June 2nd – The Festival of the Vocavaroe Family Protection Squad

In 1714 the writer Joules Mendyr published his first children’s book, The Family Vocavaroe, and it has been a best seller ever since. Perhaps it is the essential naive beauty of the watercolour illustrations, revolutionary for their time, that has carried it this far. Or perhaps it is the wholesome themes, the warm characterisation, the gentleness of the story. Either way, having a festival dedicated to the books must help.

Perhaps it is not entirely true to say that the festival is dedicated to the book; whilst it certainly forms a large part of the festival, and whilst the festival certainly wouldn’t have come into being without it, the celebration, like many Buentoilliçan festivals, is perhaps more about a specific tree. Part of the genius of the books (for there were many sequels) is that they purport to be entirely truthful accounts of the life of the Vocavaroe family, a family of small green tree spirits who live inside what is now called the Vocavaroe Elm. ‘In the centre of Doubleman’s square, next to the bakery and the post office and framer’s shop,’ reads the first line of the book, ‘there is a large elm tree in which dwells the Family Vocavaroe.’

Well before the festival began, folk would take their children to see the elm tree, leading them across the cobbled square and pointing up into the verdant canopy, ‘did you see that?’ I think I saw one of the Family running across that branch!’ Children would climb up the tree, which at the time was easily accessible either from a window of the cafe in the first floor above the bakery (then Double Brother’s Bakery and Cafe), where one of the thick branches reached out, or from a running jump to a lower branch if you were tall enough. Once up there they would search for signs of the Family’s existence, of little doors and windows leading into the tree, but every time the Family saw them coming, presumably little Eidwine with his miniature telescope, and closed all the hatches.

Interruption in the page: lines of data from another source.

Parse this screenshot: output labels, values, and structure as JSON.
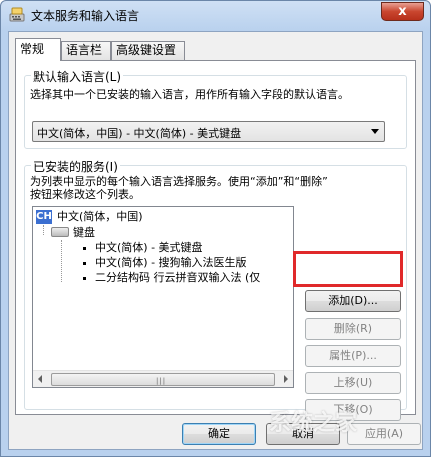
{
  "window": {
    "title": "文本服务和输入语言",
    "close_label": "x"
  },
  "tabs": [
    {
      "label": "常规",
      "active": true
    },
    {
      "label": "语言栏",
      "active": false
    },
    {
      "label": "高级键设置",
      "active": false
    }
  ],
  "default_language": {
    "legend": "默认输入语言(L)",
    "description": "选择其中一个已安装的输入语言，用作所有输入字段的默认语言。",
    "selected": "中文(简体，中国) - 中文(简体) - 美式键盘"
  },
  "installed_services": {
    "legend": "已安装的服务(I)",
    "description_line1": "为列表中显示的每个输入语言选择服务。使用“添加”和“删除”",
    "description_line2": "按钮来修改这个列表。",
    "tree": {
      "language_badge": "CH",
      "language": "中文(简体，中国)",
      "category": "键盘",
      "items": [
        "中文(简体) - 美式键盘",
        "中文(简体) - 搜狗输入法医生版",
        "二分结构码 行云拼音双输入法 (仅"
      ],
      "scroll_grip": "|||"
    }
  },
  "buttons": {
    "add": "添加(D)...",
    "remove": "删除(R)",
    "properties": "属性(P)...",
    "move_up": "上移(U)",
    "move_down": "下移(O)",
    "ok": "确定",
    "cancel": "取消",
    "apply": "应用(A)"
  },
  "watermark": "系统之家",
  "colors": {
    "highlight": "#e0292a",
    "badge": "#3b6fd1"
  }
}
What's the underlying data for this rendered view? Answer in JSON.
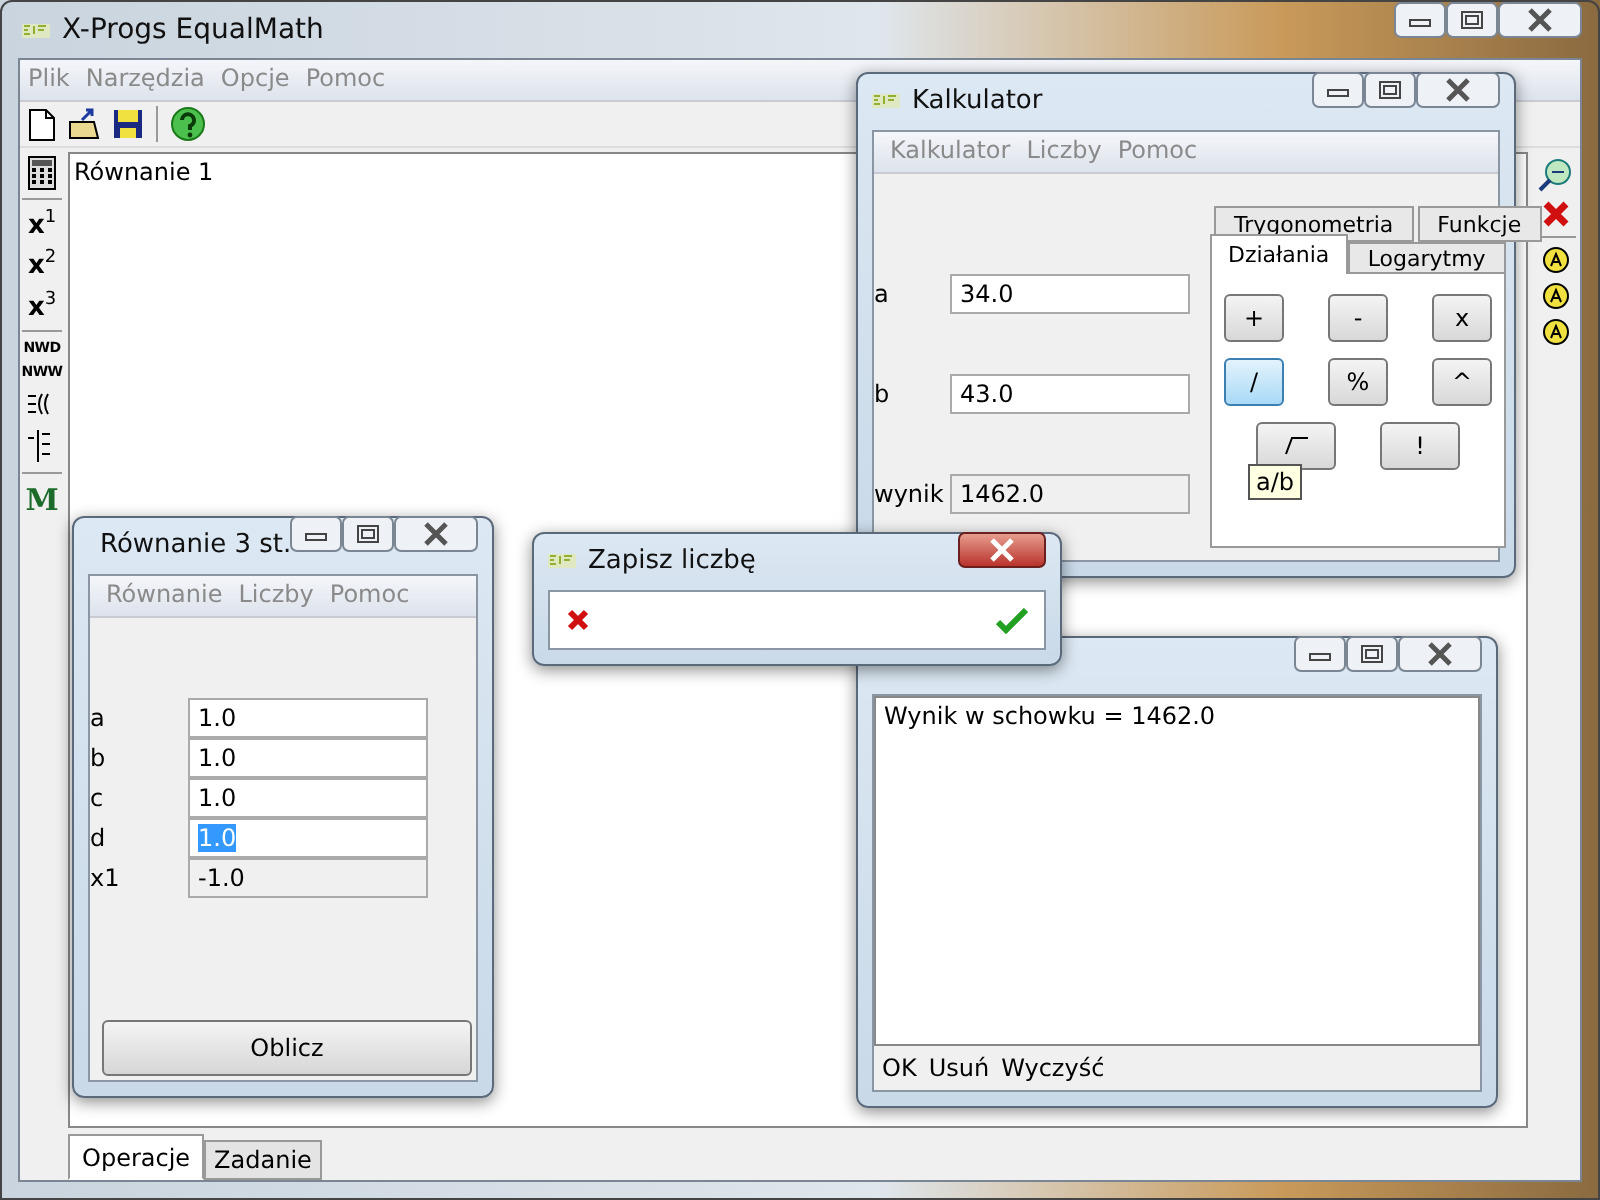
{
  "window": {
    "title": "X-Progs EqualMath"
  },
  "menu": [
    "Plik",
    "Narzędzia",
    "Opcje",
    "Pomoc"
  ],
  "left_toolbar": {
    "powers": [
      "x$^{1}$",
      "x$^{2}$",
      "x$^{3}$"
    ],
    "tools": [
      "NWD",
      "NWW"
    ],
    "logo": "M"
  },
  "document": {
    "text": "Równanie 1"
  },
  "bottom_tabs": [
    {
      "label": "Operacje",
      "selected": true
    },
    {
      "label": "Zadanie",
      "selected": false
    }
  ],
  "calculator": {
    "title": "Kalkulator",
    "menu": [
      "Kalkulator",
      "Liczby",
      "Pomoc"
    ],
    "fields": [
      {
        "label": "a",
        "value": "34.0",
        "readonly": false
      },
      {
        "label": "b",
        "value": "43.0",
        "readonly": false
      },
      {
        "label": "wynik",
        "value": "1462.0",
        "readonly": true
      }
    ],
    "tabs_back": [
      {
        "label": "Trygonometria",
        "selected": false
      },
      {
        "label": "Funkcje",
        "selected": false
      }
    ],
    "tabs_front": [
      {
        "label": "Działania",
        "selected": true
      },
      {
        "label": "Logarytmy",
        "selected": false
      }
    ],
    "buttons": [
      {
        "label": "+",
        "pressed": false
      },
      {
        "label": "-",
        "pressed": false
      },
      {
        "label": "x",
        "pressed": false
      },
      {
        "label": "/",
        "pressed": true
      },
      {
        "label": "%",
        "pressed": false
      },
      {
        "label": "^",
        "pressed": false
      },
      {
        "label": "!",
        "pressed": false
      }
    ],
    "tooltip": "a/b"
  },
  "equation": {
    "title": "Równanie 3 st.",
    "menu": [
      "Równanie",
      "Liczby",
      "Pomoc"
    ],
    "fields": [
      {
        "label": "a",
        "value": "1.0",
        "readonly": false,
        "selected": false
      },
      {
        "label": "b",
        "value": "1.0",
        "readonly": false,
        "selected": false
      },
      {
        "label": "c",
        "value": "1.0",
        "readonly": false,
        "selected": false
      },
      {
        "label": "d",
        "value": "1.0",
        "readonly": false,
        "selected": true
      },
      {
        "label": "x1",
        "value": "-1.0",
        "readonly": true,
        "selected": false
      }
    ],
    "button": "Oblicz"
  },
  "save_dialog": {
    "title": "Zapisz liczbę"
  },
  "clipboard": {
    "text": "Wynik w schowku = 1462.0",
    "actions": [
      "OK",
      "Usuń",
      "Wyczyść"
    ]
  }
}
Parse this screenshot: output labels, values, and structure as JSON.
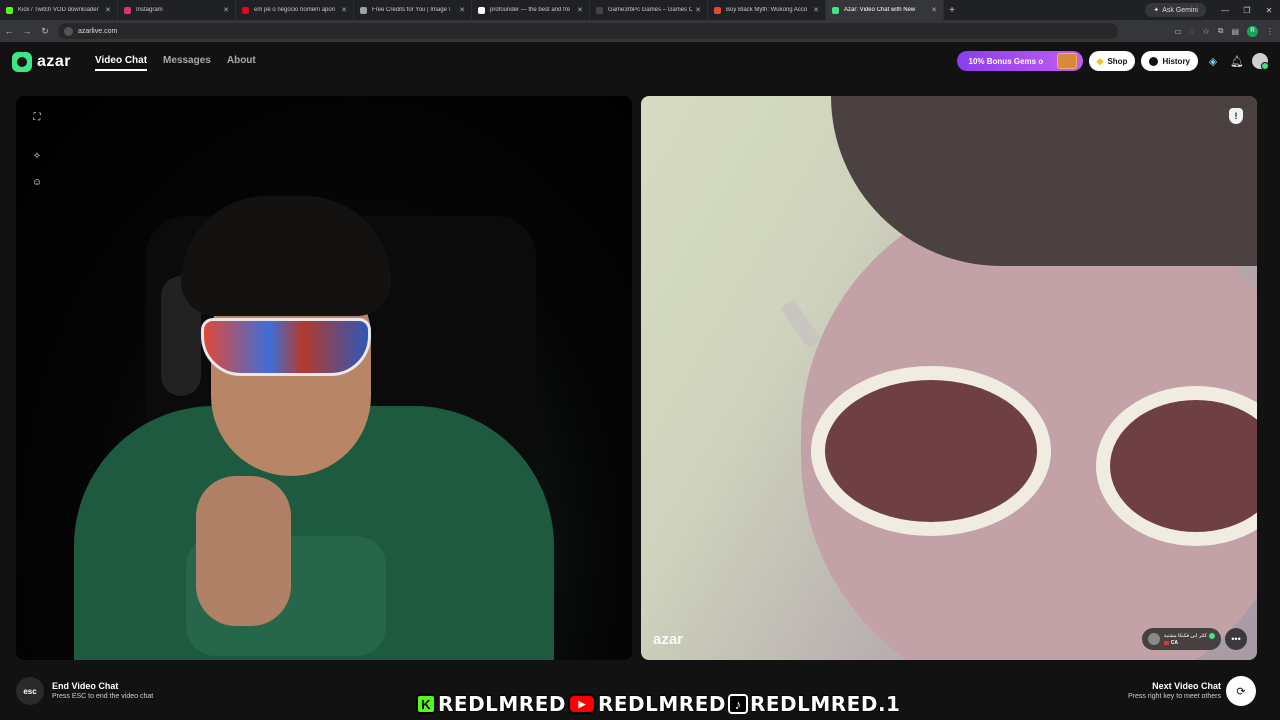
{
  "browser": {
    "tabs": [
      {
        "title": "Kick / Twitch VOD downloader",
        "color": "#53fc18",
        "active": false
      },
      {
        "title": "Instagram",
        "color": "#e1306c",
        "active": false
      },
      {
        "title": "em pé o negócio homem apon",
        "color": "#e60023",
        "active": false
      },
      {
        "title": "Free Credits for You | Image \\",
        "color": "#9aa0a6",
        "active": false
      },
      {
        "title": "profounder — the best and fre",
        "color": "#ffffff",
        "active": false
      },
      {
        "title": "Game3rbPc Games – Games Cr",
        "color": "#444444",
        "active": false
      },
      {
        "title": "Buy Black Myth: Wukong Acco",
        "color": "#e2483a",
        "active": false
      },
      {
        "title": "Azar: Video Chat with New",
        "color": "#3ee68a",
        "active": true
      }
    ],
    "ask_gemini": "Ask Gemini",
    "url": "azarlive.com",
    "profile_initial": "R"
  },
  "header": {
    "logo_text": "azar",
    "nav": [
      "Video Chat",
      "Messages",
      "About"
    ],
    "bonus_label": "10% Bonus Gems o",
    "shop_label": "Shop",
    "history_label": "History"
  },
  "video": {
    "watermark_logo": "azar",
    "watermark_user": "",
    "partner_name": "كلثر ابي فكنكا مشنية",
    "partner_country": "CA"
  },
  "footer": {
    "esc_key": "esc",
    "end_title": "End Video Chat",
    "end_sub": "Press ESC to end the video chat",
    "next_title": "Next Video Chat",
    "next_sub": "Press right key to meet others"
  },
  "overlay": {
    "kick_handle": "REDLMRED",
    "youtube_handle": "REDLMRED",
    "tiktok_handle": "REDLMRED.1"
  },
  "colors": {
    "brand": "#3ee68a",
    "background": "#121212",
    "bonus_gradient_start": "#8a3ef0",
    "bonus_gradient_end": "#c25cf2"
  }
}
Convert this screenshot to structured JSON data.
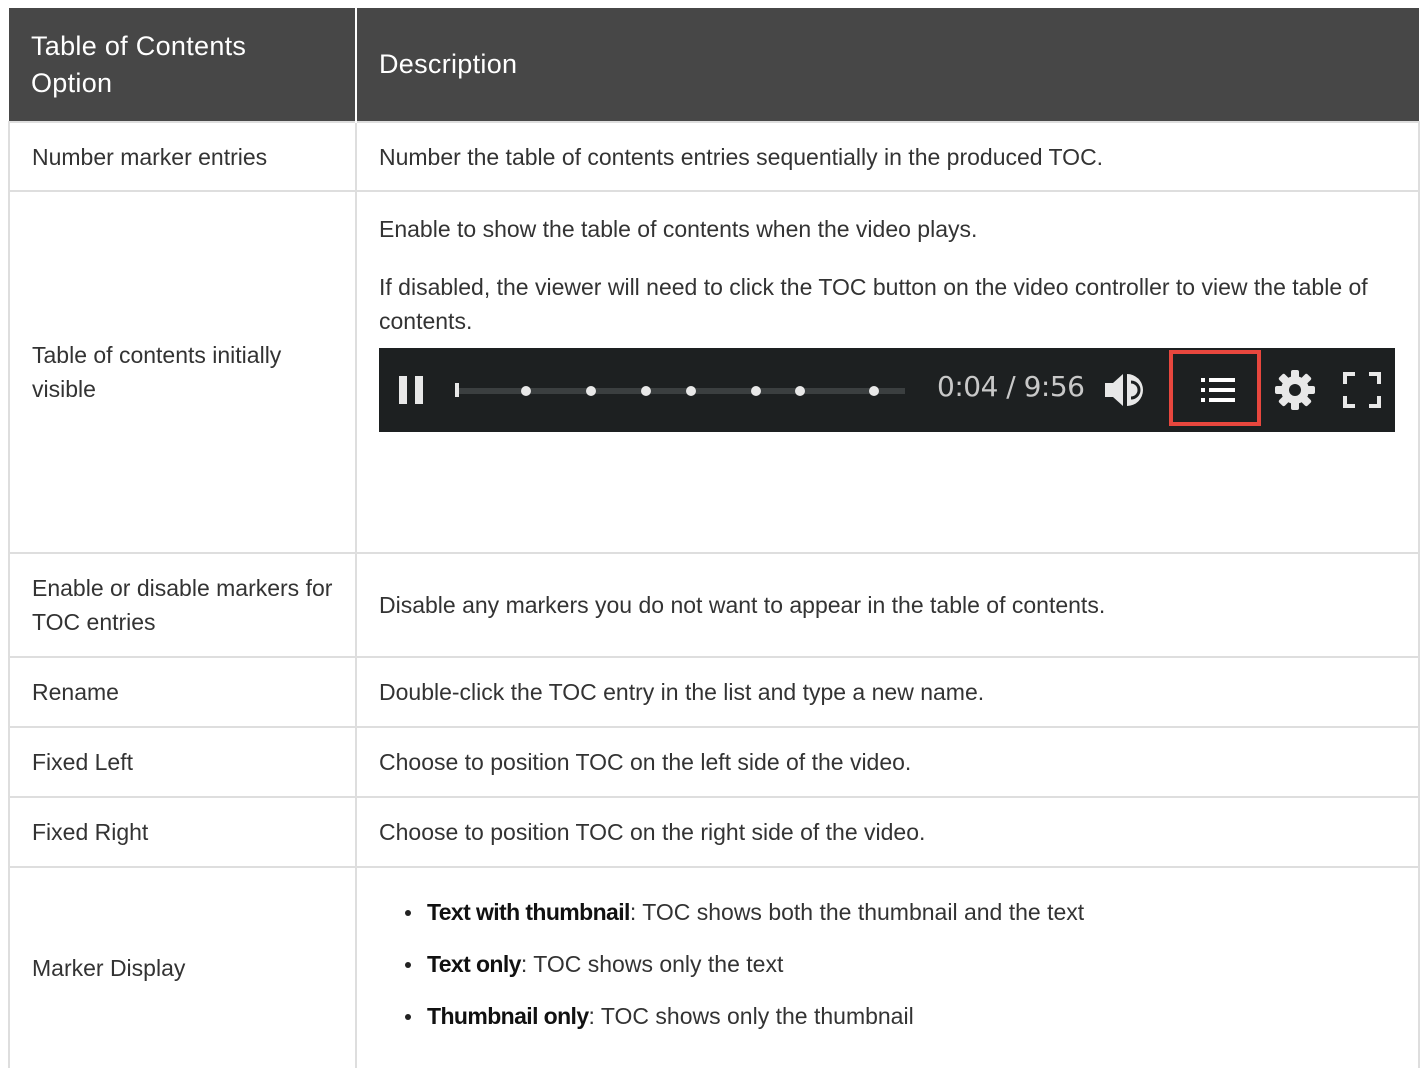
{
  "header": {
    "col1": "Table of Contents Option",
    "col2": "Description"
  },
  "rows": {
    "number_markers": {
      "option": "Number marker entries",
      "desc": "Number the table of contents entries sequentially in the produced TOC."
    },
    "initially_visible": {
      "option": "Table of contents initially visible",
      "desc1": "Enable to show the table of contents when the video plays.",
      "desc2": "If disabled, the viewer will need to click the TOC button on the video controller to view the table of contents."
    },
    "enable_disable": {
      "option": "Enable or disable markers for TOC entries",
      "desc": "Disable any markers you do not want to appear in the table of contents."
    },
    "rename": {
      "option": "Rename",
      "desc": "Double-click the TOC entry in the list and type a new name."
    },
    "fixed_left": {
      "option": "Fixed Left",
      "desc": "Choose to position TOC on the left side of the video."
    },
    "fixed_right": {
      "option": "Fixed Right",
      "desc": "Choose to position TOC on the right side of the video."
    },
    "marker_display": {
      "option": "Marker Display",
      "items": [
        {
          "term": "Text with thumbnail",
          "text": ": TOC shows both the thumbnail and the text"
        },
        {
          "term": "Text only",
          "text": ": TOC shows only the text"
        },
        {
          "term": "Thumbnail only",
          "text": ": TOC shows only the thumbnail"
        }
      ]
    }
  },
  "player": {
    "time": "0:04 / 9:56",
    "icons": [
      "pause-icon",
      "volume-icon",
      "toc-list-icon",
      "gear-icon",
      "fullscreen-icon"
    ],
    "highlight_color": "#e8473e",
    "marker_count": 7
  },
  "colors": {
    "header_bg": "#474747",
    "border": "#dedede",
    "player_bg": "#1d2021"
  }
}
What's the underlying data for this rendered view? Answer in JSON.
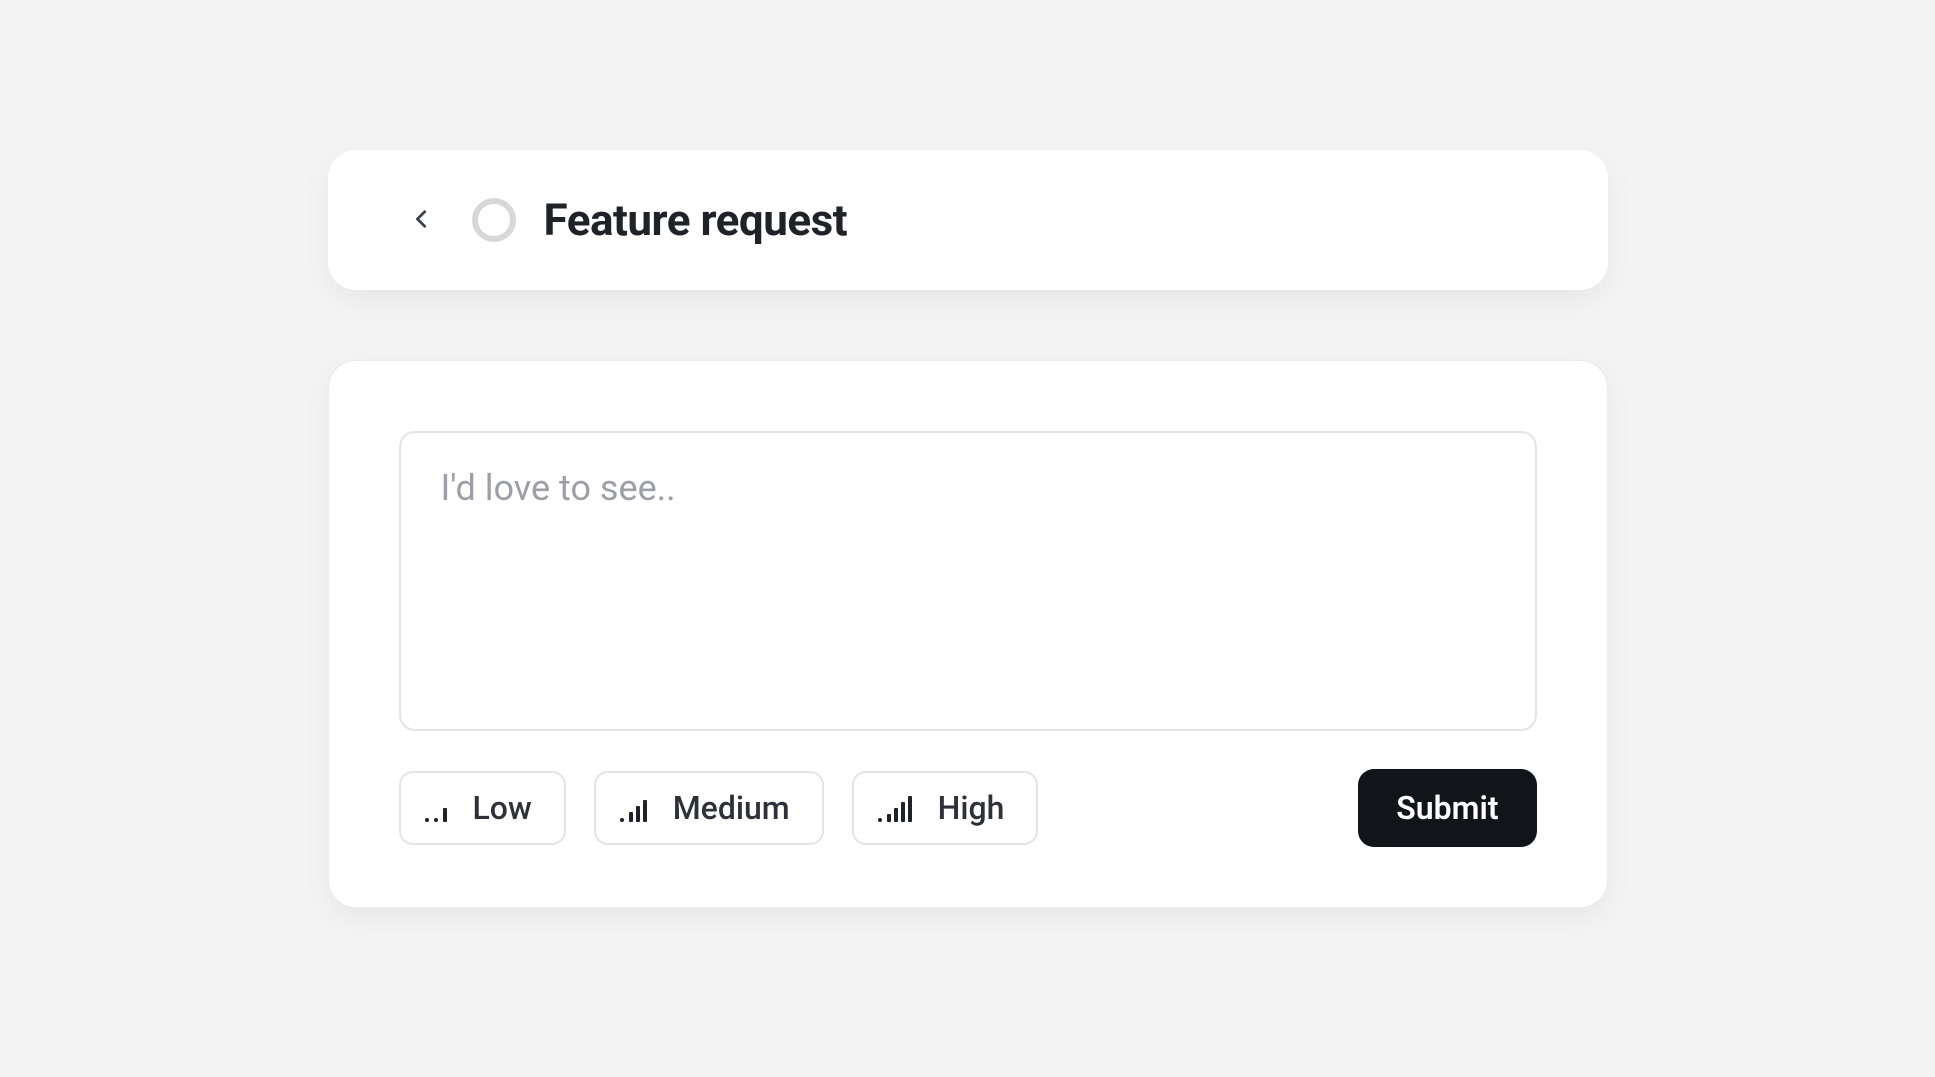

And then, in 1777, the new owner of the square, Douglas Treidsham, decided that the tree had to be cut down; its roots were damaging the local buildings, and keeping the cobbles swept in the autumn was a nightmare. Needless to say, folk weren’t best pleased with this plan. They lobbied the local authority to stop him, but as the square was technically private land (it had five gates, one for each entry, which were shut for one day each year to maintain this status), and the authority could do nothing. Folk took the gates off their hinges, but apparently this didn’t help. They put out notice that any willing tree surgeons or lumberjacks to do the actual dirty work would face a boycott, but one was found nonetheless.

Yet when it came to the day of the felling, the first of June, the lumberjack found that there were five children in the tree, all reading The Family Vocavaroe, heedless to his calls to get down. By midday there were several adults up there too, feet dangling amidst the branches. By the end of the day a watch was set up, a rotation of people coming through the cafe (whose owners, despite the frustration they’d had over the years with kids running through their shop to get up the tree, were wholeheartedly in support of the protesters), all reading the books, so that there would be no time of day to cut it down. Eventually, Triedsham came out to see what the fuss was all about. Someone handed him a book. Three hours later he decreed the tree was safe.

Ever since that first year, folk have sat up the tree, reading their books in the dappled sunshine. The tree has grown to such an extent that two of the buildings have had to be rebuilt around the roots, and the bakery-cafe (still in business, but under the name ‘The Family’s Cafe’) has actually built a balcony which rests on the extended branch. Their waiters are specially trained and will carry drinks out to the revellers resting on the branches. A bookshop has opened across the way, where the framer used to be, which sells Joules Mendyr’s books most prominently.

Another new addition are the tiny constructions which have started popping up over the tree – little doors, storehouses of tiny crates slung in nets beneath branches, balconies, ladders, chimney pots, even a landing pad complete with feeder for the birds which the Family rides. Perhaps it is the work of local artists, or maybe, just maybe, the Family are feeling less shy nowadays.

Other festivals happening today:

  • Careful Dave’s Day of Half Price Brews
  • The Placement of Art is Tantamount to Success: a Rallying Talk
  • The Day of Listening to the Wind